More conjecture appears to follow in the next paragraph where Paolantonio makes the leap from the Christian values that Stagg wanted to instill all the way to huddle mechanics: "Stagg viewed the huddle as a vital aspect of helping to teach sportsmanship. He viewed the huddle as a kind of religious congregation on the field, a place where the players could, if you will, minister to each other, make a plan, and promise to keep faith in that plan and one another."

One would think the author could present a more direct quote about the huddle if such is really true. Perhaps Paolantonio has channelled Stagg through some kind of football locker room séance.

And if that weren't enough, Paolantonio hits a Patriotic chord in the next paragraph that almost made me place my hand over heart as I read it: "What is the huddle but a meeting, a place for the citizenry to gather and regroup? And what is more American than that? Our founding fathers put it right in the Bill of Rights: Congress shall make no law prohibiting 'the right of the people peaceably to assemble.'"

As if the idea of assembly was conceived only in the democracy of America...

Perhaps the most compelling in Paolantonio's How Football Explains America is his argument that Manifest Destiny is the primary motive behind Gridiron (aka American) Football's deviation from soccer and rugby. It's a good idea well worth discussion, but I don't find any of it to be more substantive or compelling than my own theories about the game's evolution. In fact, what I found most annoying was his insistence to belittle the global games of soccer and rugby and other American team sports like basketball and baseball.


Net Ball Action
Originally uploaded by mdt1960
I tried to imagine the response (and disdain) of a sports writer from England, New Zealand or South Africa who covers rugby or soccer reading Paolantonio when he says, "Go ahead, you try going to a rugby game and writing about it. Soccer? Ninety minutes of whatever and then maybe one goal scored by accident. Tough to create a coherent narrative out of that."

I don't know about everyone else, but I find plenty of "coherent narratives" about rugby at www.allblacks.com.

It was this kind of rhetoric throughout the book that I found myself wondering how any non-American would digest this material without contempt for the "land of the free and home of the brave."

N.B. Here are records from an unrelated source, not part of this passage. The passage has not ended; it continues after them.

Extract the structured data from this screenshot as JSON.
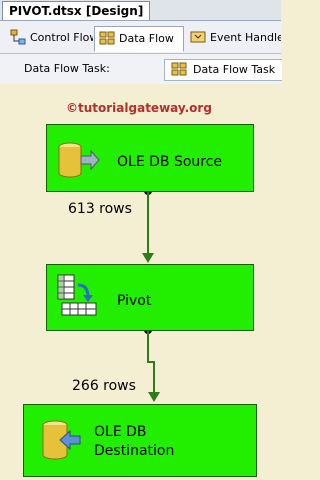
{
  "document_tab": {
    "title": "PIVOT.dtsx [Design]"
  },
  "designer_tabs": [
    {
      "label": "Control Flow",
      "icon": "control-flow-icon"
    },
    {
      "label": "Data Flow",
      "icon": "data-flow-icon"
    },
    {
      "label": "Event Handlers",
      "icon": "event-handlers-icon"
    }
  ],
  "task_bar": {
    "label": "Data Flow Task:",
    "selected_task": "Data Flow Task",
    "icon": "data-flow-task-icon"
  },
  "watermark": "©tutorialgateway.org",
  "components": {
    "source": {
      "label": "OLE DB Source",
      "icon": "database-source-icon"
    },
    "pivot": {
      "label": "Pivot",
      "icon": "pivot-transform-icon"
    },
    "destination": {
      "label_line1": "OLE DB",
      "label_line2": "Destination",
      "icon": "database-destination-icon"
    }
  },
  "paths": [
    {
      "label": "613 rows"
    },
    {
      "label": "266 rows"
    }
  ],
  "colors": {
    "component_fill": "#22ee00",
    "canvas": "#f4eed3",
    "connector": "#2e7d1a",
    "watermark": "#b3302b"
  }
}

Yet, in Paolantonio's defense, he warns the reader in the beginning of the book, "So, please, by all means, check your political correctness at the gate."

Ah yes, the true spirit of the Bush Administration. How dated the book seems already. I wonder how the 2nd edition might read after four or eight years of Obama in the White House. After all, I believe that it is America that really explains football.